A Robert Langdon Moment
But anyway. As I was saying: the Holy Grail, the Sacred Feminine. What these terms mean to me is this: I have found the perfect Oscar acting category, The One where every. single. nominee. not only deserved to go home with the prize, but where any of them would have constituted a high-point winner in the history of the category. I speak, of course, of Best Actress 1974. We already knew that Ellen Burstyn made for a delicious, un-begrudgeable winner in Alice Doesn't Live Here Anymore, and that the undersung Diahann Carroll is a fine, flinty, frisky, fiery force of nature in Claudine (a personal favorite), and that Faye Dunaway offered the last word on haughty, glacial, cornered perversity in Chinatown, and that the incomparable Gena Rowlands practically invented a new form of acting and a new blazon of trip-wired domestic panic in A Woman Under the Influence. Four stellar performances, in four sensational films to boot. Too good to be true, right? Even in comparably stunning acting racesBest Actress 1996 and Best Actor 1999 are two recent, spectacular examplesAMPAS inevitably rounds out the field with a Diane Keaton in Marvin's Room or a Denzel Washington in The Hurricane that, however good and admirable, doesn't seem quite on the miraculous level of their peers. And four miraculous performances is a lot to ask from any Oscar category. Heck, one miraculous performance is a lot to ask from an Oscar category, especially if you've been following Best Supporting Actor the last decade or so.

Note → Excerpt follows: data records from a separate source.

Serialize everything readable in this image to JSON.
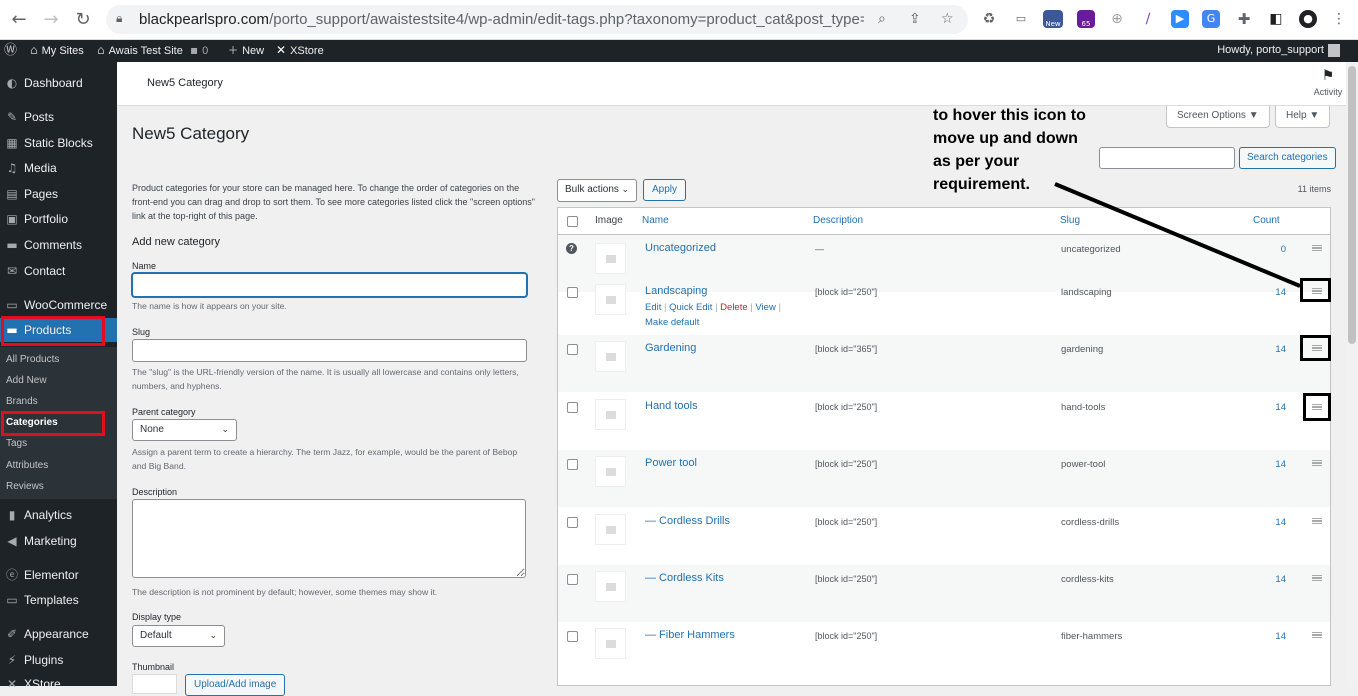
{
  "browser": {
    "url_host": "blackpearlspro.com",
    "url_path": "/porto_support/awaistestsite4/wp-admin/edit-tags.php?taxonomy=product_cat&post_type=pro...",
    "ext_badge_new": "New",
    "ext_badge_count": "65"
  },
  "adminbar": {
    "my_sites": "My Sites",
    "site_name": "Awais Test Site",
    "comments_count": "0",
    "new_label": "New",
    "xstore": "XStore",
    "howdy": "Howdy, porto_support"
  },
  "sidebar": {
    "items": {
      "dashboard": "Dashboard",
      "posts": "Posts",
      "static_blocks": "Static Blocks",
      "media": "Media",
      "pages": "Pages",
      "portfolio": "Portfolio",
      "comments": "Comments",
      "contact": "Contact",
      "woocommerce": "WooCommerce",
      "products": "Products",
      "analytics": "Analytics",
      "marketing": "Marketing",
      "elementor": "Elementor",
      "templates": "Templates",
      "appearance": "Appearance",
      "plugins": "Plugins",
      "xstore": "XStore"
    },
    "submenu": {
      "all_products": "All Products",
      "add_new": "Add New",
      "brands": "Brands",
      "categories": "Categories",
      "tags": "Tags",
      "attributes": "Attributes",
      "reviews": "Reviews"
    }
  },
  "header": {
    "title": "New5 Category",
    "activity": "Activity",
    "screen_options": "Screen Options ▼",
    "help": "Help ▼"
  },
  "page": {
    "title": "New5 Category",
    "annotation": [
      "to hover this icon to",
      "move up and down",
      "as per your",
      "requirement."
    ],
    "intro": "Product categories for your store can be managed here. To change the order of categories on the front-end you can drag and drop to sort them. To see more categories listed click the \"screen options\" link at the top-right of this page."
  },
  "form": {
    "heading": "Add new category",
    "name_label": "Name",
    "name_help": "The name is how it appears on your site.",
    "slug_label": "Slug",
    "slug_help": "The \"slug\" is the URL-friendly version of the name. It is usually all lowercase and contains only letters, numbers, and hyphens.",
    "parent_label": "Parent category",
    "parent_value": "None",
    "parent_help": "Assign a parent term to create a hierarchy. The term Jazz, for example, would be the parent of Bebop and Big Band.",
    "description_label": "Description",
    "description_help": "The description is not prominent by default; however, some themes may show it.",
    "display_label": "Display type",
    "display_value": "Default",
    "thumbnail_label": "Thumbnail",
    "upload_button": "Upload/Add image"
  },
  "list": {
    "bulk_actions": "Bulk actions",
    "apply": "Apply",
    "search_button": "Search categories",
    "items_count": "11 items",
    "columns": {
      "image": "Image",
      "name": "Name",
      "description": "Description",
      "slug": "Slug",
      "count": "Count"
    },
    "row_actions": {
      "edit": "Edit",
      "quick_edit": "Quick Edit",
      "delete": "Delete",
      "view": "View",
      "make_default": "Make default"
    },
    "rows": [
      {
        "name": "Uncategorized",
        "description": "—",
        "slug": "uncategorized",
        "count": "0"
      },
      {
        "name": "Landscaping",
        "description": "[block id=\"250\"]",
        "slug": "landscaping",
        "count": "14"
      },
      {
        "name": "Gardening",
        "description": "[block id=\"365\"]",
        "slug": "gardening",
        "count": "14"
      },
      {
        "name": "Hand tools",
        "description": "[block id=\"250\"]",
        "slug": "hand-tools",
        "count": "14"
      },
      {
        "name": "Power tool",
        "description": "[block id=\"250\"]",
        "slug": "power-tool",
        "count": "14"
      },
      {
        "name": "— Cordless Drills",
        "description": "[block id=\"250\"]",
        "slug": "cordless-drills",
        "count": "14"
      },
      {
        "name": "— Cordless Kits",
        "description": "[block id=\"250\"]",
        "slug": "cordless-kits",
        "count": "14"
      },
      {
        "name": "— Fiber Hammers",
        "description": "[block id=\"250\"]",
        "slug": "fiber-hammers",
        "count": "14"
      }
    ]
  }
}
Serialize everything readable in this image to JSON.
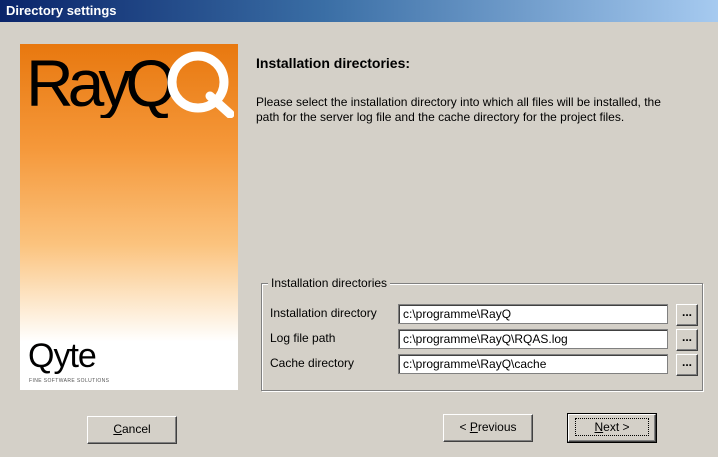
{
  "window": {
    "title": "Directory settings"
  },
  "branding": {
    "product_logo": "RayQ",
    "company_logo": "Qyte",
    "company_tagline": "FINE SOFTWARE SOLUTIONS"
  },
  "main": {
    "heading": "Installation directories:",
    "description": "Please select the installation directory into which all files will be installed, the path for the server log file and the cache directory for the project files."
  },
  "group": {
    "legend": "Installation directories",
    "fields": [
      {
        "label": "Installation directory",
        "value": "c:\\programme\\RayQ",
        "browse_label": "..."
      },
      {
        "label": "Log file path",
        "value": "c:\\programme\\RayQ\\RQAS.log",
        "browse_label": "..."
      },
      {
        "label": "Cache directory",
        "value": "c:\\programme\\RayQ\\cache",
        "browse_label": "..."
      }
    ]
  },
  "buttons": {
    "cancel": {
      "mnemonic": "C",
      "rest": "ancel"
    },
    "previous": {
      "prefix": "< ",
      "mnemonic": "P",
      "rest": "revious"
    },
    "next": {
      "mnemonic": "N",
      "rest": "ext >"
    }
  },
  "colors": {
    "title_bar_start": "#0a246a",
    "title_bar_end": "#a6caf0",
    "banner_orange": "#e8780f",
    "dialog_face": "#d4d0c8"
  }
}
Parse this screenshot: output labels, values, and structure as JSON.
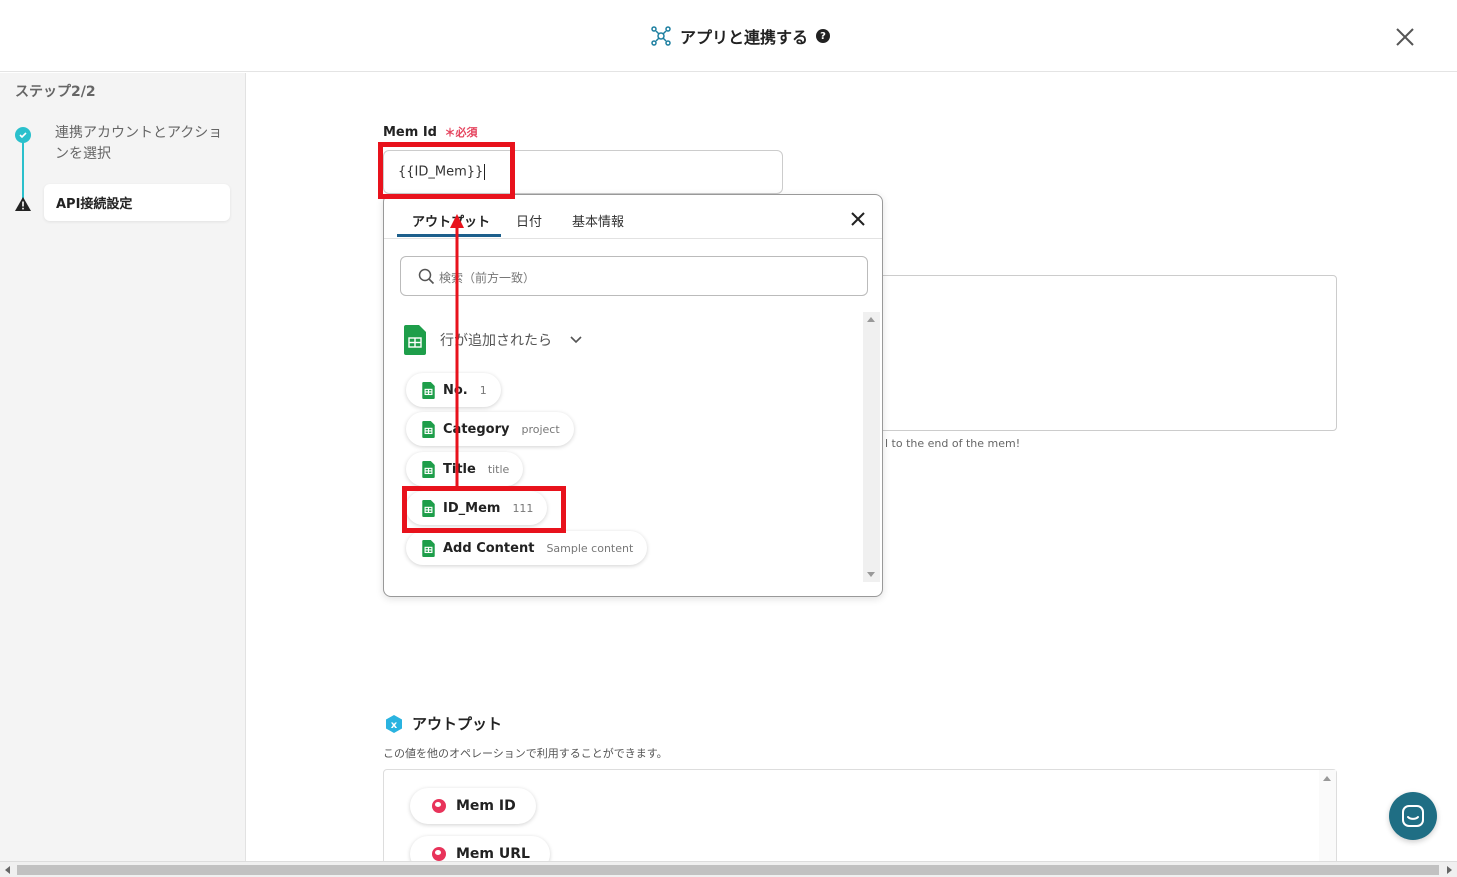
{
  "header": {
    "title": "アプリと連携する",
    "help_icon": "question-circle-icon"
  },
  "sidebar": {
    "step_count": "ステップ2/2",
    "steps": [
      {
        "label": "連携アカウントとアクションを選択",
        "status": "done"
      },
      {
        "label": "API接続設定",
        "status": "warning"
      }
    ]
  },
  "form": {
    "memid_label": "Mem Id",
    "required_label": "＊必須",
    "memid_value": "{{ID_Mem}}",
    "helper_text": "l to the end of the mem!"
  },
  "popup": {
    "tabs": [
      "アウトプット",
      "日付",
      "基本情報"
    ],
    "search_placeholder": "検索（前方一致）",
    "group_title": "行が追加されたら",
    "items": [
      {
        "name": "No.",
        "value": "1"
      },
      {
        "name": "Category",
        "value": "project"
      },
      {
        "name": "Title",
        "value": "title"
      },
      {
        "name": "ID_Mem",
        "value": "111"
      },
      {
        "name": "Add Content",
        "value": "Sample content"
      }
    ]
  },
  "output": {
    "title": "アウトプット",
    "description": "この値を他のオペレーションで利用することができます。",
    "items": [
      "Mem ID",
      "Mem URL"
    ]
  },
  "colors": {
    "accent": "#2ac0cc",
    "highlight": "#e8121c",
    "sheets_green": "#1e9e4a",
    "fab": "#1f6e84"
  }
}
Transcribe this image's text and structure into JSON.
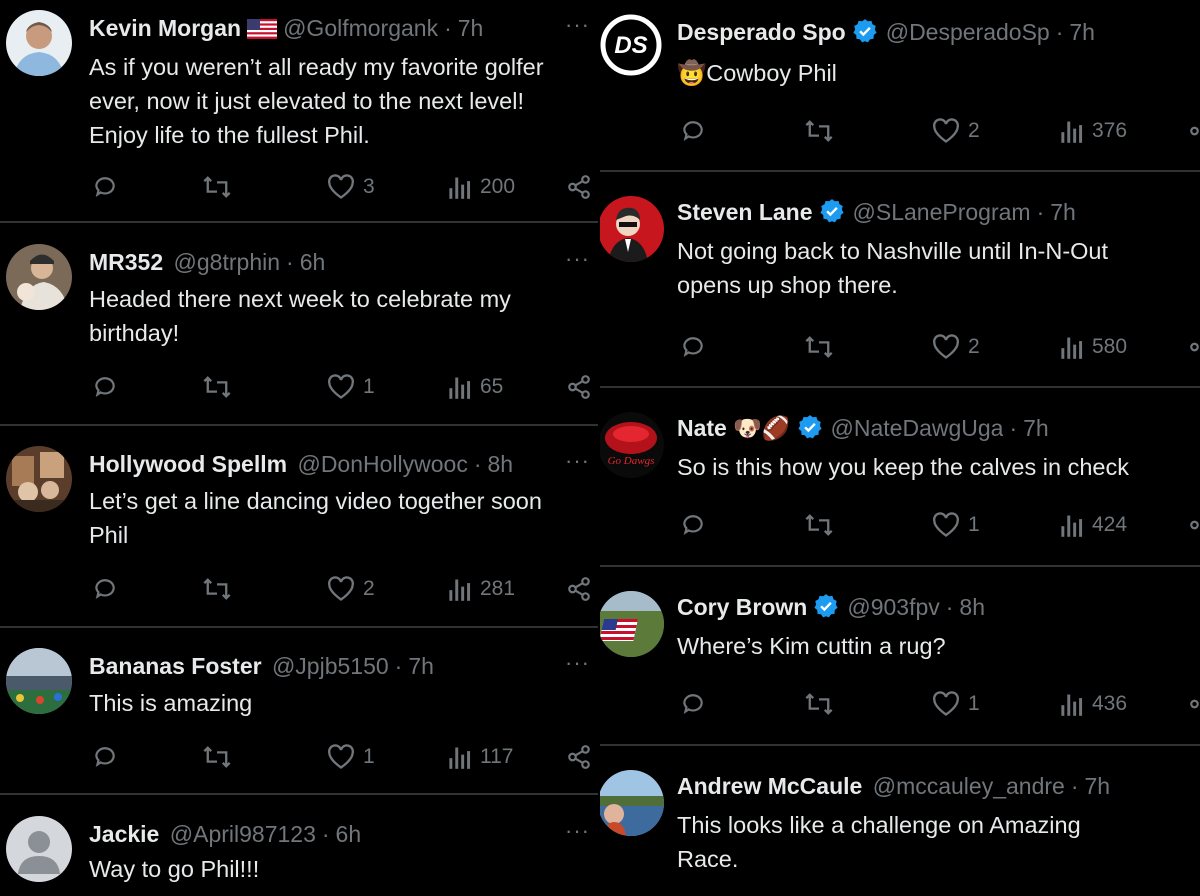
{
  "left_column": [
    {
      "name": "Kevin Morgan",
      "has_flag": true,
      "handle": "@Golfmorgank",
      "sep": "·",
      "time": "7h",
      "text_lines": [
        "As if you weren’t all ready my favorite golfer",
        "ever, now it just elevated to the next level!",
        "Enjoy life to the fullest Phil."
      ],
      "likes": "3",
      "views": "200",
      "avatar": "man-white-shirt"
    },
    {
      "name": "MR352",
      "handle": "@g8trphin",
      "sep": "·",
      "time": "6h",
      "text_lines": [
        "Headed there next week to celebrate my",
        "birthday!"
      ],
      "likes": "1",
      "views": "65",
      "avatar": "man-with-baby"
    },
    {
      "name": "Hollywood Spellm",
      "handle": "@DonHollywooc",
      "sep": "·",
      "time": "8h",
      "text_lines": [
        "Let’s get a line dancing video together soon",
        "Phil"
      ],
      "likes": "2",
      "views": "281",
      "avatar": "group-photo"
    },
    {
      "name": "Bananas Foster",
      "handle": "@Jpjb5150",
      "sep": "·",
      "time": "7h",
      "text_lines": [
        "This is amazing"
      ],
      "likes": "1",
      "views": "117",
      "avatar": "stadium"
    },
    {
      "name": "Jackie",
      "handle": "@April987123",
      "sep": "·",
      "time": "6h",
      "text_lines": [
        "Way to go Phil!!!"
      ],
      "avatar": "default-profile"
    }
  ],
  "right_column": [
    {
      "name": "Desperado Spo",
      "verified": true,
      "handle": "@DesperadoSp",
      "sep": "·",
      "time": "7h",
      "emoji": "🤠",
      "text_lines": [
        "Cowboy Phil"
      ],
      "likes": "2",
      "views": "376",
      "avatar": "ds-logo"
    },
    {
      "name": "Steven Lane",
      "verified": true,
      "handle": "@SLaneProgram",
      "sep": "·",
      "time": "7h",
      "text_lines": [
        "Not going back to Nashville until In-N-Out",
        "opens up shop there."
      ],
      "likes": "2",
      "views": "580",
      "avatar": "man-red-background"
    },
    {
      "name": "Nate",
      "emojis": "🐶🏈",
      "verified": true,
      "handle": "@NateDawgUga",
      "sep": "·",
      "time": "7h",
      "text_lines": [
        "So is this how you keep the calves in check"
      ],
      "likes": "1",
      "views": "424",
      "avatar": "red-logo"
    },
    {
      "name": "Cory Brown",
      "verified": true,
      "handle": "@903fpv",
      "sep": "·",
      "time": "8h",
      "text_lines": [
        "Where’s Kim cuttin a rug?"
      ],
      "likes": "1",
      "views": "436",
      "avatar": "flag-field"
    },
    {
      "name": "Andrew McCaule",
      "handle": "@mccauley_andre",
      "sep": "·",
      "time": "7h",
      "text_lines": [
        "This looks like a challenge on Amazing",
        "Race."
      ],
      "avatar": "man-lake"
    }
  ],
  "more_label": "···",
  "colors": {
    "background": "#000000",
    "text": "#e7e9ea",
    "muted": "#71767b",
    "verified": "#1d9bf0",
    "divider": "#2f3336"
  }
}
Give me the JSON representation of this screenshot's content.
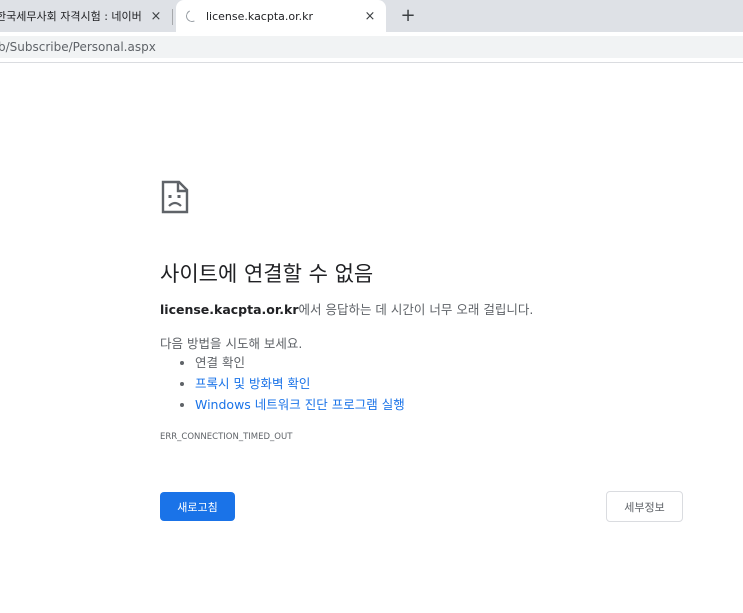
{
  "tabs": [
    {
      "title": "한국세무사회 자격시험 : 네이버",
      "close": "×",
      "state": "inactive"
    },
    {
      "title": "license.kacpta.or.kr",
      "close": "×",
      "state": "loading"
    }
  ],
  "new_tab_label": "+",
  "address_bar": {
    "url": "b/Subscribe/Personal.aspx"
  },
  "error_page": {
    "icon": "sad-page-icon",
    "heading": "사이트에 연결할 수 없음",
    "host": "license.kacpta.or.kr",
    "summary_suffix": "에서 응답하는 데 시간이 너무 오래 걸립니다.",
    "suggestions_intro": "다음 방법을 시도해 보세요.",
    "suggestions": [
      {
        "label": "연결 확인",
        "link": false
      },
      {
        "label": "프록시 및 방화벽 확인",
        "link": true
      },
      {
        "label": "Windows 네트워크 진단 프로그램 실행",
        "link": true
      }
    ],
    "error_code": "ERR_CONNECTION_TIMED_OUT",
    "reload_label": "새로고침",
    "details_label": "세부정보"
  },
  "colors": {
    "accent": "#1a73e8",
    "text_primary": "#202124",
    "text_secondary": "#5f6368",
    "tabstrip": "#dee1e6"
  }
}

So: loud, giant hosannas to Valerie Perrine, whose performance in Bob Fosse's carelessly structured and dramatically limited Lenny is yet another home-run in a truly unbelievable field. Perrine outdoes such recent, accomplished avatars as Elisabeth Shue in Leaving Las Vegas, Sharon Stone in Casino, and Courtney Love in The People vs. Larry Flyntsuperb performances all of themin playing a shapely woman for show, a randy, excitable, frequently naked woman who is voluptuous both in figure and emotion, and she convinces us in record time that she is not just loyal but attracted to pint-sized Dustin Hoffman as Lenny Bruce (who, for his part, does a more than credible job in their courtship scenes of looking like the luckiest schlub in the world). Perrine's Honey Bruce strips for a living, she eventually goes to prison for drug possession, and she even gets saddled with Scene 3A.1.9 from movies like this: the tearful phone call from jail. Also 3A.2.16, the melancholy conversation through the thick glass of the inmate visitation booth. She nails both of them, and she's absolutely stunning in a lively, poignant, and very funny sequence when Lenny introduces his blushing, buxom, shiksa wife to his flamboyant, protective mother. As great as Shue, Stone, and Love are, you occasionally catch them playing ideas about their characters rather than the women themselves: a minor slip, and occasionally a fruitful one, and yet Perrine never once invites the charge. It's a much less showy performance than most actors would give in the same part, and yet it bespeaks unflagging energy, and enough interesting rhythm in her line readings, her gestures and postures, and the subtle cloud-drifts in her facial expressions that even Alan Heim's merciless editing doesn't diminish its power. The later, lucid, more settled Honey she creates in the interview scenes, plashed through the film as a temporally unspecific framing devicea structure directly purloined for Shue's benefit in Leaving Las Vegasis both a very different woman and palpably the same woman, so much so that watching Perrine is like enjoying two rounded, polished, gleaming performances for the price of one.
Perrine won the Best Actress prize at Cannes for this performance, and she was anointed Best Supporting Actress by both the National Board of Review (who gave their lead prize to Rowlands) and the New York Film Critics Circle (who fêted Liv Ullmann up top for Scenes from a Marriage). In truth, I think Perrine's probably is a supporting performance, even though she's afforded a hefty amount of screen time; Honey is indispensable to the movie, but much of the story transpires far away from her, especially in its middle and end sections, which emphasize Lenny's arrests and obscenity trials. The NBR and NYFCC may well have given Perrine the Supporting prize for the very reason that Best Actress was so crowded; if 1974 were today, her agent, noting the slim field that earned Ingrid Bergman a wholly unnecessary trophy for a virtual cameo in Murder on the Orient Express, would surely have pushed for the same treatment, and Perrine might well have won. Then again, since strippers and hookers are even more ubiquitous in the Supporting races than in the Lead category, Perrine handily distinguished herself by landing in such plum company. Too, she was still living down that little tidbit about being the first actress to bare her nipples on PBS, only a year earlier. So it must have felt pretty durned good, sitting there with Gena and Ellen and Diahann and Faye.
And when wouldn't it? That's a magic lineup...the kind that keeps us hopeless, ridiculous Oscar obsessives forever watching over the Academy's shoulder, and peering into its wispy, shimmering horizons, hoping that we'll soon be treated to another brilliant, five-pointed star like this one.
Image © 1974 MGM/UA Pictures.